[Dataset extract — start]

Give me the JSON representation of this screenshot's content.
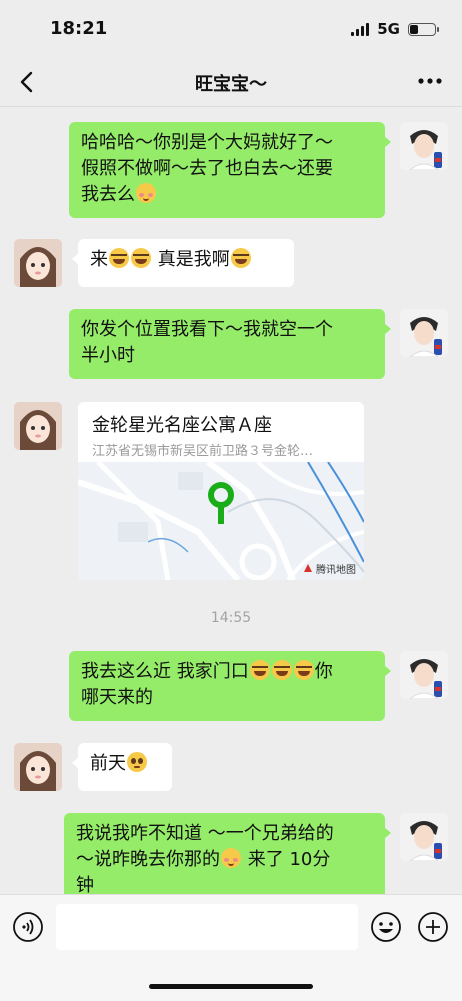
{
  "status_bar": {
    "time": "18:21",
    "network": "5G"
  },
  "header": {
    "title": "旺宝宝～"
  },
  "messages": [
    {
      "side": "me",
      "lines": [
        "哈哈哈～你别是个大妈就好了～",
        "假照不做啊～去了也白去～还要",
        "我去么"
      ]
    },
    {
      "side": "them",
      "parts": [
        "来",
        "真是我啊"
      ]
    },
    {
      "side": "me",
      "lines": [
        "你发个位置我看下～我就空一个",
        "半小时"
      ]
    },
    {
      "side": "them",
      "type": "location",
      "title": "金轮星光名座公寓Ａ座",
      "address": "江苏省无锡市新吴区前卫路３号金轮…",
      "map_attribution": "腾讯地图"
    },
    {
      "side": "me",
      "lines": [
        "我去这么近 我家门口",
        "你",
        "哪天来的"
      ]
    },
    {
      "side": "them",
      "parts": [
        "前天"
      ]
    },
    {
      "side": "me",
      "lines": [
        "我说我咋不知道 ～一个兄弟给的",
        "～说昨晚去你那的",
        "来了 10分",
        "钟"
      ]
    }
  ],
  "timestamp": "14:55",
  "icons": {
    "back": "chevron-left-icon",
    "more": "more-dots-icon",
    "voice": "voice-icon",
    "emoji": "emoji-icon",
    "plus": "plus-icon",
    "signal": "signal-icon",
    "battery": "battery-icon"
  },
  "colors": {
    "me_bubble": "#95ec69",
    "them_bubble": "#ffffff",
    "background": "#ededed",
    "map_pin": "#1aad19"
  }
}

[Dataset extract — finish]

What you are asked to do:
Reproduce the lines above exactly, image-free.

Problem solution:
Give me the JSON representation of this screenshot's content.
{
  "status_bar": {
    "time": "18:21",
    "network": "5G"
  },
  "header": {
    "title": "旺宝宝～"
  },
  "messages": [
    {
      "side": "me",
      "lines": [
        "哈哈哈～你别是个大妈就好了～",
        "假照不做啊～去了也白去～还要",
        "我去么"
      ]
    },
    {
      "side": "them",
      "parts": [
        "来",
        "真是我啊"
      ]
    },
    {
      "side": "me",
      "lines": [
        "你发个位置我看下～我就空一个",
        "半小时"
      ]
    },
    {
      "side": "them",
      "type": "location",
      "title": "金轮星光名座公寓Ａ座",
      "address": "江苏省无锡市新吴区前卫路３号金轮…",
      "map_attribution": "腾讯地图"
    },
    {
      "side": "me",
      "lines": [
        "我去这么近 我家门口",
        "你",
        "哪天来的"
      ]
    },
    {
      "side": "them",
      "parts": [
        "前天"
      ]
    },
    {
      "side": "me",
      "lines": [
        "我说我咋不知道 ～一个兄弟给的",
        "～说昨晚去你那的",
        "来了 10分",
        "钟"
      ]
    }
  ],
  "timestamp": "14:55",
  "icons": {
    "back": "chevron-left-icon",
    "more": "more-dots-icon",
    "voice": "voice-icon",
    "emoji": "emoji-icon",
    "plus": "plus-icon",
    "signal": "signal-icon",
    "battery": "battery-icon"
  },
  "colors": {
    "me_bubble": "#95ec69",
    "them_bubble": "#ffffff",
    "background": "#ededed",
    "map_pin": "#1aad19"
  }
}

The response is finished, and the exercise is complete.